Yukon Country`s claims refer to the process of negotiating and executing Aboriginal land claim agreements in Yukon, Canada, between First Nations and the federal government. On the basis of historical occupation and exploitation, First Nations claim fundamental rights in all countries. Yukon`s first step was the negotiation and signing of a comprehensive framework called the Umbrella Final Agreement (UFU). This framework was signed in 1993 by the governments of Canada and Yukon and the Yukon Indian Council (now the Yukon Council of First Nations). The UFA then served as the basis for the final agreements signed with the various First Nations. Land rights are established in areas of Canada where Aboriginal land rights have not been governed by previous contracts or other legal means. In the Yukon, a number of modern contracts of the future, also known as final agreements, have been negotiated to settle these land rights. After many years of negotiations and the hard work of many visionary leaders, the historic final agreement of the Umbrella (UFA) was signed in 1993. It provided the model for the negotiation of individual land agreements (called “final agreements”) with each Yukon nation. Unlike most other Canadian foeal claims that apply only to status Indians, Yukon First Nations insisted that the agreements involve all those they considered to be part of their nation, whether they were recognized as status Indians or not under federal government rules. In 1973, the Yukon Indian Brotherhood and the Yukon Association of Non-Status Indians founded the Yukon Indian Council (YC) to negotiate a land agreement.
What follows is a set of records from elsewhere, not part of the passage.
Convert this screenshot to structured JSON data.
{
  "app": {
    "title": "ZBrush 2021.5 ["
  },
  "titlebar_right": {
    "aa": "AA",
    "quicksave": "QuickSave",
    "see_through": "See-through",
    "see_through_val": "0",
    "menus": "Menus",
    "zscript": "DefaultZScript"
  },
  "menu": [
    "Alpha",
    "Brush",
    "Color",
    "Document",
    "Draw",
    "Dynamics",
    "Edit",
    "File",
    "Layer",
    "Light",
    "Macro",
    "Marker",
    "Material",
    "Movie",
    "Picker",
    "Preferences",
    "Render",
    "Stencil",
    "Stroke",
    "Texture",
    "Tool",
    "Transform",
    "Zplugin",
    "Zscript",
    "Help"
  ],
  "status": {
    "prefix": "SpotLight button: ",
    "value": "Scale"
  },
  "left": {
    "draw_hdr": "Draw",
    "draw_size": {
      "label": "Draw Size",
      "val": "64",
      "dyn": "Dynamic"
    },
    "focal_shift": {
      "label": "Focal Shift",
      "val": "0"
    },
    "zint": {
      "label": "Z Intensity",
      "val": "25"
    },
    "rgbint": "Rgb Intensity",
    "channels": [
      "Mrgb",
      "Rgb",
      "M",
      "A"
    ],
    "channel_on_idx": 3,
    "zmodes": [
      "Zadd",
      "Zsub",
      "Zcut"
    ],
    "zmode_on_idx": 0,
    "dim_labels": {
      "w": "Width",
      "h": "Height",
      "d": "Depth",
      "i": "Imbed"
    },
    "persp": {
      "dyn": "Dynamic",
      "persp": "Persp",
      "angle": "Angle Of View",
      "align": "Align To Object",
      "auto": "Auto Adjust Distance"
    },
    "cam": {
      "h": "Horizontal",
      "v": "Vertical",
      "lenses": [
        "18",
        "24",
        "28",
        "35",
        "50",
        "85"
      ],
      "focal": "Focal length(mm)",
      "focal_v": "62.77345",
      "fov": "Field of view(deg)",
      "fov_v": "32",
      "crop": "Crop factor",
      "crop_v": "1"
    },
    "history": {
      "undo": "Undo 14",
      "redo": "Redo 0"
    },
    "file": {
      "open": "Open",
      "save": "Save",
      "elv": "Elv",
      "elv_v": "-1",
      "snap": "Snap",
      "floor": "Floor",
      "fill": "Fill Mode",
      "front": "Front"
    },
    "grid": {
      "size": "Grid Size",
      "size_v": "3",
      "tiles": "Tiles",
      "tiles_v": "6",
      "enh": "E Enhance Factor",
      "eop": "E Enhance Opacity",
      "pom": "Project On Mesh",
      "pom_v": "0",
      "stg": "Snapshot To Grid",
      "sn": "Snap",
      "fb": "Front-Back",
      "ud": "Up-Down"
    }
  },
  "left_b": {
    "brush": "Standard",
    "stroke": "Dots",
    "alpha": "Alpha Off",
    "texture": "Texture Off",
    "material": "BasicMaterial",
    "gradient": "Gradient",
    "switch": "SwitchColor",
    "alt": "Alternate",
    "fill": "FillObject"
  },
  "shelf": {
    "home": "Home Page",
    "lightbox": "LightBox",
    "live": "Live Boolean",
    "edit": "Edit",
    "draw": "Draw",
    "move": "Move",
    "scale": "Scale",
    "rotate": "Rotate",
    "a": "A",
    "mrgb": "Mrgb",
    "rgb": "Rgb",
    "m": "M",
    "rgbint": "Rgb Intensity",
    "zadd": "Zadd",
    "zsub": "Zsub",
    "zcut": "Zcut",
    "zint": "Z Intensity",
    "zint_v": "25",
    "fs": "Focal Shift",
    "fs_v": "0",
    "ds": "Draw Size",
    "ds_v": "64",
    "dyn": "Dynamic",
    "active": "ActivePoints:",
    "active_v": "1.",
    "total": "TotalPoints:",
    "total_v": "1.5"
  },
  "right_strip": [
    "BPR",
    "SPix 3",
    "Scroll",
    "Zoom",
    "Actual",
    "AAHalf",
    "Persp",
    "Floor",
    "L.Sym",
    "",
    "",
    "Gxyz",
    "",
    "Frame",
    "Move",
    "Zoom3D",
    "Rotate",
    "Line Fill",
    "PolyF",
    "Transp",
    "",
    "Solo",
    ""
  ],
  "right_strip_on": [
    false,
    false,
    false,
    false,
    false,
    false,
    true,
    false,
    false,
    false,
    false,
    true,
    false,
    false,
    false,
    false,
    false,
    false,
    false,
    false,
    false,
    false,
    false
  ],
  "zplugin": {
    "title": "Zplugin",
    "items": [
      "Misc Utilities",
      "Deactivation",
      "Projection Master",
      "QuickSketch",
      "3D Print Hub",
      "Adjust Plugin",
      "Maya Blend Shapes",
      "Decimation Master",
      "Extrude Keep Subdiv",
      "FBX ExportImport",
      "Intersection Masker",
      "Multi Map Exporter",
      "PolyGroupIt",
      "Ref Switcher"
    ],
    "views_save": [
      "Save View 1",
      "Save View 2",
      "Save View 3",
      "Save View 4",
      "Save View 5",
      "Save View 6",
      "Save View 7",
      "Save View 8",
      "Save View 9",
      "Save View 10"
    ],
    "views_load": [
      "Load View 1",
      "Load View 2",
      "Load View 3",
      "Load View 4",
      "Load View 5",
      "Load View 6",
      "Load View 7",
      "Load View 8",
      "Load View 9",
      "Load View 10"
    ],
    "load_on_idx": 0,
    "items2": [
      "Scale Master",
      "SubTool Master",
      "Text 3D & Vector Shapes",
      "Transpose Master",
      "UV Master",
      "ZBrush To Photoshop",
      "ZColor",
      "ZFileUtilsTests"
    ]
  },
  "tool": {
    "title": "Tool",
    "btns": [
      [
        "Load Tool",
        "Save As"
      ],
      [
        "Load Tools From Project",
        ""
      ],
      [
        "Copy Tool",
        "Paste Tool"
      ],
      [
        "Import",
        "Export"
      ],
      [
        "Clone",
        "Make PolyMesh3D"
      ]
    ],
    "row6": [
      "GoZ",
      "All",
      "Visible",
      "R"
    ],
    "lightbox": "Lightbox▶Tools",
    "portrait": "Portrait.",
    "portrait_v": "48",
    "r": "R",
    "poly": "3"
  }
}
The two organizations and the Council merged in 1980 as the Council for Yukon Indians. In 1995, CYI was renamed the Yukon First Nations Council. The current process began in 1973 with the publication of Together Today For our Children Tomorrow by chef Elijah Smith. Negotiations took place in the late 1970s and early 1980s, culminating in an agreement that was ultimately rejected. While the framework agreement provides a framework in which each of Yukon`s 14 First Nations will reach a final claims settlement agreement, all provisions of the UFA are part of each First Nation final agreement (FNF). The final agreements contain the entire text of the framework agreement with the addition of specific provisions applicable to the First Nation. The final Umbrella Agreement (UFA) was concluded in 1988 and concluded in 1990. This is the general “Umbrella” agreement of the Yukon Landclaims package and provides for the general agreement reached by the three parties in a number of areas. Although the agreement is not a legal document, it is a “political” agreement between the three parties.